Last weekend Mercyhurst received its bounceback, sweeping Connecticut 6-3 and 4-3.

“There were a lot of little things that we just did better at UConn," said Gotkin, who noted the bus ride home from Storrs went much better.

The game at Army was the first for Mercyhurst in 27 days, while Army played in the UConn tournament between Christmas and New Year's. Before the series, Gotkin was convinced the layoff was much needed and would not be detrimental, but now his thinking has changed a bit. Gotkin said he plans on evaluating how he schedules around and during the holiday break.

Great Weekend Getaway
120x60 - Brand Red

Sacred Heart (Fri.) and Holy Cross (Sat.) at Dartmouth
The Big Green from the ECAC Hockey League will be hosting two of Atlantic Hockey’s best, each of whom have winning records (3-2) in non-conference play. After this weekend, Atlantic Hockey has just two non-conference and two exhibitions remaining on its schedule. Dartmouth is 2-2-1 since Christmas. Seniors Mike Ouellette (20 points) and Eric Przepiorka (19 points) lead the Big Green scoring.

While You're There: Tired of breaking down a power play? You can attend Friday afternoon seminars on the highest energy particles in nature and the development of bioinformatics. For a more down-to-earth setting on Saturday morning, watch some sports heroes take part in the Upper Valley Special Olympics Winter Games at the Dartmouth Skiway. Bring a piece of cake for Wolfgang Mozart’s 250th birthday celebration and concert on Sunday at the Rollins Chapel.
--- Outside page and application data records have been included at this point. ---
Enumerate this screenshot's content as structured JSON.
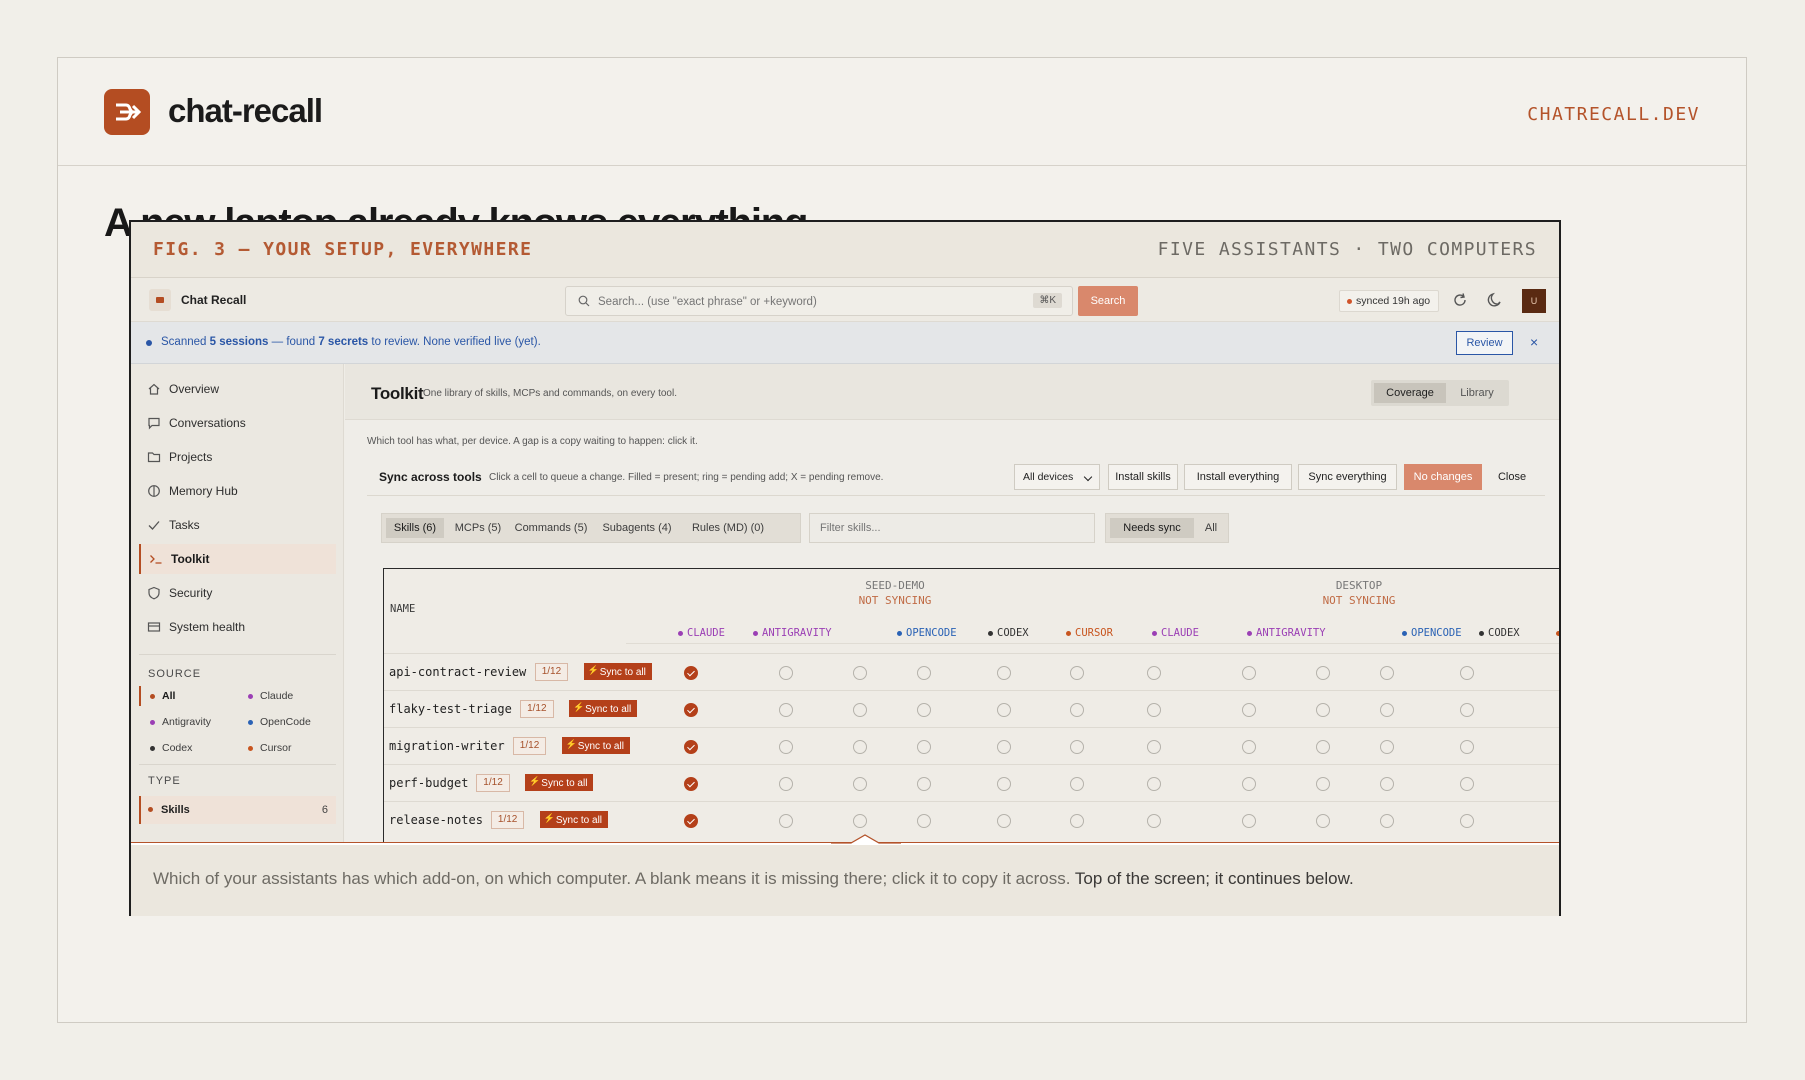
{
  "site": {
    "brand": "chat-recall",
    "domain": "CHATRECALL.DEV",
    "headline": "A new laptop already knows everything",
    "brand_color": "#b44d22"
  },
  "figure": {
    "title": "FIG. 3 — YOUR SETUP, EVERYWHERE",
    "meta": "FIVE ASSISTANTS  ·  TWO COMPUTERS",
    "caption": "Which of your assistants has which add-on, on which computer. A blank means it is missing there; click it to copy it across.",
    "caption_strong": "Top of the screen; it continues below."
  },
  "app": {
    "name": "Chat Recall",
    "search_placeholder": "Search... (use \"exact phrase\" or +keyword)",
    "search_kbd": "⌘K",
    "search_button": "Search",
    "synced": "synced 19h ago",
    "avatar": "U",
    "icons": [
      "refresh-icon",
      "moon-icon"
    ]
  },
  "notice": {
    "prefix": "Scanned",
    "sessions": "5 sessions",
    "middle": "— found",
    "secrets": "7 secrets",
    "suffix": "to review. None verified live (yet).",
    "review": "Review",
    "close": "×"
  },
  "sidebar": {
    "items": [
      {
        "label": "Overview",
        "icon": "home-icon"
      },
      {
        "label": "Conversations",
        "icon": "chat-icon"
      },
      {
        "label": "Projects",
        "icon": "folder-icon"
      },
      {
        "label": "Memory Hub",
        "icon": "brain-icon"
      },
      {
        "label": "Tasks",
        "icon": "check-icon"
      },
      {
        "label": "Toolkit",
        "icon": "terminal-icon"
      },
      {
        "label": "Security",
        "icon": "shield-icon"
      },
      {
        "label": "System health",
        "icon": "monitor-icon"
      }
    ],
    "source_heading": "SOURCE",
    "sources": [
      {
        "label": "All",
        "color": "#b44d22"
      },
      {
        "label": "Claude",
        "color": "#9b3fb5"
      },
      {
        "label": "Antigravity",
        "color": "#9b3fb5"
      },
      {
        "label": "OpenCode",
        "color": "#2a62b5"
      },
      {
        "label": "Codex",
        "color": "#333333"
      },
      {
        "label": "Cursor",
        "color": "#c8551f"
      }
    ],
    "type_heading": "TYPE",
    "type_item": {
      "label": "Skills",
      "count": "6"
    }
  },
  "toolkit": {
    "title": "Toolkit",
    "subtitle": "One library of skills, MCPs and commands, on every tool.",
    "view_coverage": "Coverage",
    "view_library": "Library",
    "hint": "Which tool has what, per device. A gap is a copy waiting to happen: click it.",
    "sync_title": "Sync across tools",
    "sync_desc": "Click a cell to queue a change. Filled = present; ring = pending add; X = pending remove.",
    "device_select": "All devices",
    "btn_install_skills": "Install skills",
    "btn_install_everything": "Install everything",
    "btn_sync_everything": "Sync everything",
    "btn_no_changes": "No changes",
    "btn_close": "Close",
    "tabs": [
      "Skills (6)",
      "MCPs (5)",
      "Commands (5)",
      "Subagents (4)",
      "Rules (MD) (0)"
    ],
    "filter_placeholder": "Filter skills...",
    "needs_sync": "Needs sync",
    "all": "All"
  },
  "table": {
    "name_header": "NAME",
    "devices": [
      {
        "name": "SEED-DEMO",
        "status": "NOT SYNCING"
      },
      {
        "name": "DESKTOP",
        "status": "NOT SYNCING"
      }
    ],
    "tools": [
      {
        "label": "CLAUDE",
        "color": "#9b3fb5"
      },
      {
        "label": "ANTIGRAVITY",
        "color": "#9b3fb5"
      },
      {
        "label": "OPENCODE",
        "color": "#2a62b5"
      },
      {
        "label": "CODEX",
        "color": "#333333"
      },
      {
        "label": "CURSOR",
        "color": "#c8551f"
      },
      {
        "label": "CLAUDE",
        "color": "#9b3fb5"
      },
      {
        "label": "ANTIGRAVITY",
        "color": "#9b3fb5"
      },
      {
        "label": "OPENCODE",
        "color": "#2a62b5"
      },
      {
        "label": "CODEX",
        "color": "#333333"
      },
      {
        "label": "C",
        "color": "#c8551f"
      }
    ],
    "sync_label": "Sync to all",
    "rows": [
      {
        "name": "api-contract-review",
        "count": "1/12",
        "cells": [
          1,
          0,
          0,
          0,
          0,
          0,
          0,
          0,
          0,
          0,
          0
        ]
      },
      {
        "name": "flaky-test-triage",
        "count": "1/12",
        "cells": [
          1,
          0,
          0,
          0,
          0,
          0,
          0,
          0,
          0,
          0,
          0
        ]
      },
      {
        "name": "migration-writer",
        "count": "1/12",
        "cells": [
          1,
          0,
          0,
          0,
          0,
          0,
          0,
          0,
          0,
          0,
          0
        ]
      },
      {
        "name": "perf-budget",
        "count": "1/12",
        "cells": [
          1,
          0,
          0,
          0,
          0,
          0,
          0,
          0,
          0,
          0,
          0
        ]
      },
      {
        "name": "release-notes",
        "count": "1/12",
        "cells": [
          1,
          0,
          0,
          0,
          0,
          0,
          0,
          0,
          0,
          0,
          0
        ]
      }
    ]
  }
}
Stick Salute

Army won one for its fallen captain, rallying from two goals down to post a 3-2 victory over Holy Cross on an emotional night dedicated to the memory of Derek Hines. It was the first time Army rallied from behind to win a game this season.

Bench Minor
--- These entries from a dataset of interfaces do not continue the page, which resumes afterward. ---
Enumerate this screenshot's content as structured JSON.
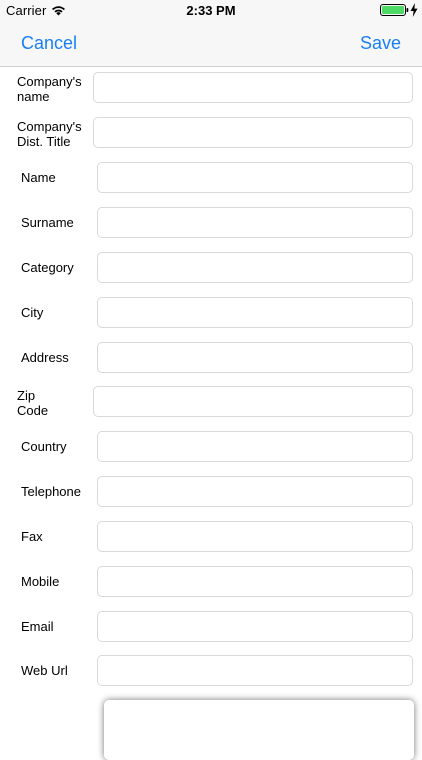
{
  "status_bar": {
    "carrier": "Carrier",
    "time": "2:33 PM",
    "wifi_icon": "wifi-icon",
    "battery_icon": "battery-icon",
    "charging_icon": "bolt-icon",
    "battery_color": "#4cd964"
  },
  "nav": {
    "cancel_label": "Cancel",
    "save_label": "Save",
    "accent_color": "#1a7ff5"
  },
  "form": {
    "fields": [
      {
        "label_line1": "Company's",
        "label_line2": "name",
        "value": ""
      },
      {
        "label_line1": "Company's",
        "label_line2": "Dist. Title",
        "value": ""
      },
      {
        "label": "Name",
        "value": ""
      },
      {
        "label": "Surname",
        "value": ""
      },
      {
        "label": "Category",
        "value": ""
      },
      {
        "label": "City",
        "value": ""
      },
      {
        "label": "Address",
        "value": ""
      },
      {
        "label_line1": "Zip",
        "label_line2": "Code",
        "value": ""
      },
      {
        "label": "Country",
        "value": ""
      },
      {
        "label": "Telephone",
        "value": ""
      },
      {
        "label": "Fax",
        "value": ""
      },
      {
        "label": "Mobile",
        "value": ""
      },
      {
        "label": "Email",
        "value": ""
      },
      {
        "label": "Web Url",
        "value": ""
      }
    ]
  }
}
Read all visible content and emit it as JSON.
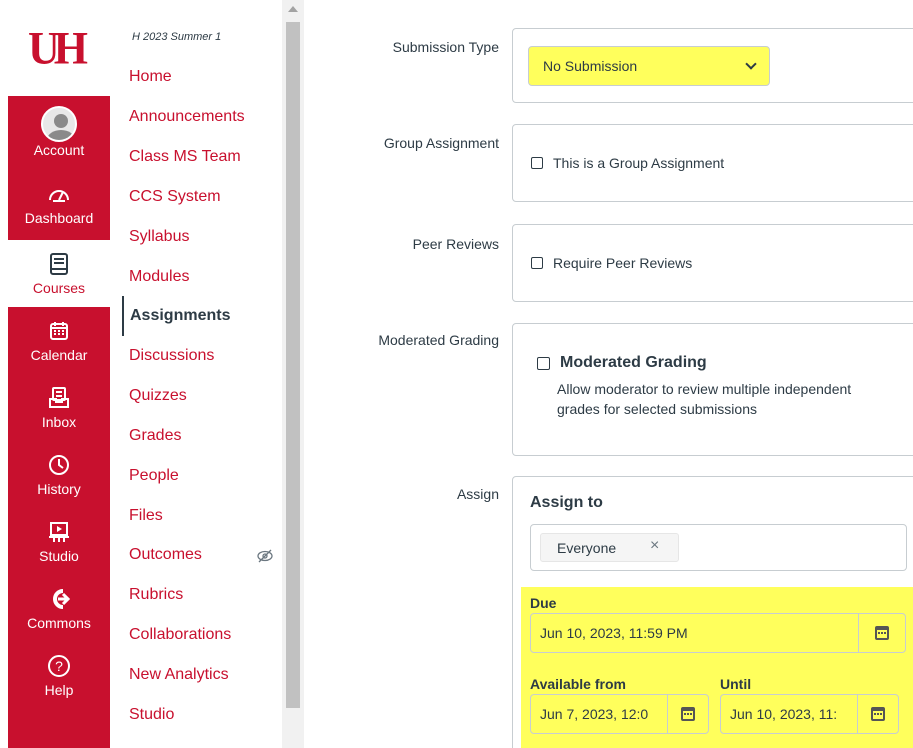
{
  "brand": {
    "logo_text": "UH",
    "accent": "#c8102e",
    "highlight": "#ffff5c"
  },
  "global_nav": [
    {
      "label": "Account",
      "icon": "user-avatar-icon"
    },
    {
      "label": "Dashboard",
      "icon": "dashboard-icon"
    },
    {
      "label": "Courses",
      "icon": "book-icon",
      "active": true
    },
    {
      "label": "Calendar",
      "icon": "calendar-icon"
    },
    {
      "label": "Inbox",
      "icon": "inbox-icon"
    },
    {
      "label": "History",
      "icon": "clock-icon"
    },
    {
      "label": "Studio",
      "icon": "studio-icon"
    },
    {
      "label": "Commons",
      "icon": "commons-icon"
    },
    {
      "label": "Help",
      "icon": "help-icon"
    }
  ],
  "course_nav": {
    "term": "H 2023 Summer 1",
    "items": [
      {
        "label": "Home"
      },
      {
        "label": "Announcements"
      },
      {
        "label": "Class MS Team"
      },
      {
        "label": "CCS System"
      },
      {
        "label": "Syllabus"
      },
      {
        "label": "Modules"
      },
      {
        "label": "Assignments",
        "active": true
      },
      {
        "label": "Discussions"
      },
      {
        "label": "Quizzes"
      },
      {
        "label": "Grades"
      },
      {
        "label": "People"
      },
      {
        "label": "Files"
      },
      {
        "label": "Outcomes",
        "hidden_icon": "eye-slash-icon"
      },
      {
        "label": "Rubrics"
      },
      {
        "label": "Collaborations"
      },
      {
        "label": "New Analytics"
      },
      {
        "label": "Studio"
      }
    ]
  },
  "form": {
    "submission_type": {
      "label": "Submission Type",
      "value": "No Submission"
    },
    "group_assignment": {
      "label": "Group Assignment",
      "checkbox": "This is a Group Assignment",
      "checked": false
    },
    "peer_reviews": {
      "label": "Peer Reviews",
      "checkbox": "Require Peer Reviews",
      "checked": false
    },
    "moderated_grading": {
      "label": "Moderated Grading",
      "checkbox": "Moderated Grading",
      "description": "Allow moderator to review multiple independent grades for selected submissions",
      "checked": false
    },
    "assign": {
      "label": "Assign",
      "assign_to_label": "Assign to",
      "token": "Everyone",
      "token_remove": "×",
      "due_label": "Due",
      "due_value": "Jun 10, 2023, 11:59 PM",
      "available_from_label": "Available from",
      "available_from_value": "Jun 7, 2023, 12:0",
      "until_label": "Until",
      "until_value": "Jun 10, 2023, 11:"
    }
  }
}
Canisius went 0-for-10 on the power play and managed just 41 shots in a pair of home losses to Sacred Heart. The Griffs’ power play is just 1-for-its last 24. Thank goodness for a red-hot penalty kill – in the last six games the Griffs have killed off their last 30 man-down situations. Canisius is going to have to send a lot more shots on net to cool the hot hand of Army’s Brad Roberts this weekend.
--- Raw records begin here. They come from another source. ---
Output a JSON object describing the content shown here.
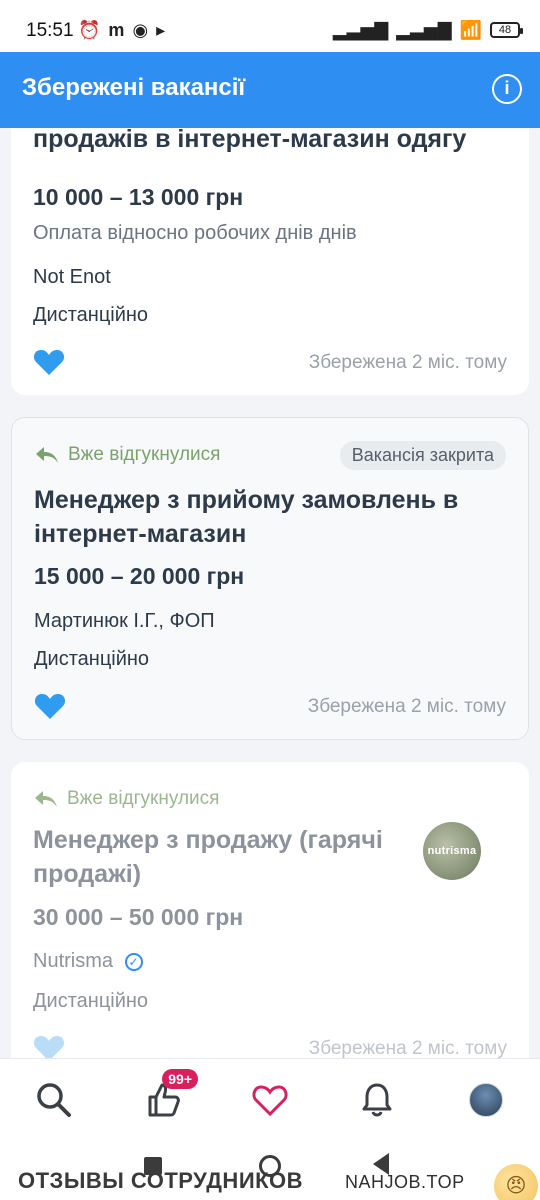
{
  "status_bar": {
    "time": "15:51",
    "left_icons": [
      "alarm-icon",
      "m-icon",
      "chrome-icon",
      "play-icon"
    ],
    "battery_level": "48"
  },
  "app_bar": {
    "title": "Збережені вакансії",
    "info_icon": "info-icon"
  },
  "cards": [
    {
      "title": "Менеджер по роботі з клієнтами, з продажів в інтернет-магазин одягу",
      "salary": "10 000 – 13 000 грн",
      "note": "Оплата відносно робочих днів днів",
      "company": "Not Enot",
      "location": "Дистанційно",
      "saved_time": "Збережена 2 міс. тому",
      "heart_icon": "heart-icon",
      "heart_color": "#2f9cf0"
    },
    {
      "reply_badge": "Вже відгукнулися",
      "closed_label": "Вакансія закрита",
      "title": "Менеджер з прийому замовлень в інтернет-магазин",
      "salary": "15 000 – 20 000 грн",
      "company": "Мартинюк І.Г., ФОП",
      "location": "Дистанційно",
      "saved_time": "Збережена 2 міс. тому",
      "heart_icon": "heart-icon",
      "heart_color": "#2f9cf0"
    },
    {
      "reply_badge": "Вже відгукнулися",
      "title": "Менеджер з продажу (гарячі продажі)",
      "salary": "30 000 – 50 000 грн",
      "company": "Nutrisma",
      "location": "Дистанційно",
      "saved_time": "Збережена 2 міс. тому",
      "logo_text": "nutrisma",
      "heart_icon": "heart-icon",
      "heart_color": "#b9dcf7"
    }
  ],
  "bottom_nav": {
    "items": [
      {
        "name": "search-icon"
      },
      {
        "name": "thumbs-up-icon",
        "badge": "99+"
      },
      {
        "name": "heart-outline-icon"
      },
      {
        "name": "bell-icon"
      },
      {
        "name": "profile-avatar"
      }
    ]
  },
  "system_nav": {
    "watermark_left": "ОТЗЫВЫ СОТРУДНИКОВ",
    "watermark_right": "NAHJOB.TOP"
  },
  "colors": {
    "accent": "#2f8ef2",
    "badge": "#d91f5c",
    "reply": "#7aa36a"
  }
}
• This season Atlantic Hockey is 12-23-1 against schools from the other five Division I hockey conferences. The 12 wins represents the best mark by MAAC Hockey/Atlantic Hockey since the league’s inception in 1998-99.

• Top Crusader: The new career wins leader at Holy Cross is senior Tony Quesada. His 4-3 victory over Army last Friday was the 46th of his career, breaking a tie with Paul Pijanowski (1984-87).

• (Wishing it wasn’t) Unforgettable: The 10-game losing streak by Canisius ties the longest mark in school history first set by the Golden Griffins in 1988-89. The Griffs were winless in 10 (0-8-2) in 1998-99. Other forgettable streaks by Atlantic Hockey teams: Connecticut dropped 12 in a row in 1988-89 … Holy Cross dropped 11 in a row in 1989-90 … Sacred Heart lost 11 in a row in 1998-99 … American International lost 10 in a row in 2001-02 … Bentley lost nine consecutive games in 2000-01, and was winless over 17 (0-15-2) in 2001-02 … Army lost seven in a row to open the 2004-05 season … Mercyhurst lost six in a row in 1990-91.

• Lucky seven: The seven goals scored by Bentley in its 7-3 win over American International on Friday represents the Falcons’ highest goal total in almost four years, and marked the team’s first three-game win streak in three seasons. One night later, AIC snapped a seven-game winless streak against Bentley.

• Shutout king: Army’s Brad Roberts blanked American International, 2-0, on Tuesday. It was his third of the season and seventh of his career. It was also Army’s second road win of the season. Army plays its next five games at home (two with Canisius, two with Bentley, the opener of a home-and-home with Sacred Heart), where the Black Knights are 6-2-1.

• A bad start: Canisius has surrendered the game’s first goal in the last five games (all losses), in 10 of the past 12 games and 14 of the last 17.

• Welcome to the club: Bentley senior Paul Markarian is the third Falcon to register 70 points at the Division I level.

• Endangered species: The Yellow Jackets of AIC are 1-18-1 against Mercyhurst. The Lakers host AIC for a two-game set this weekend.

A variety of sources were utilized in the compilation of this report.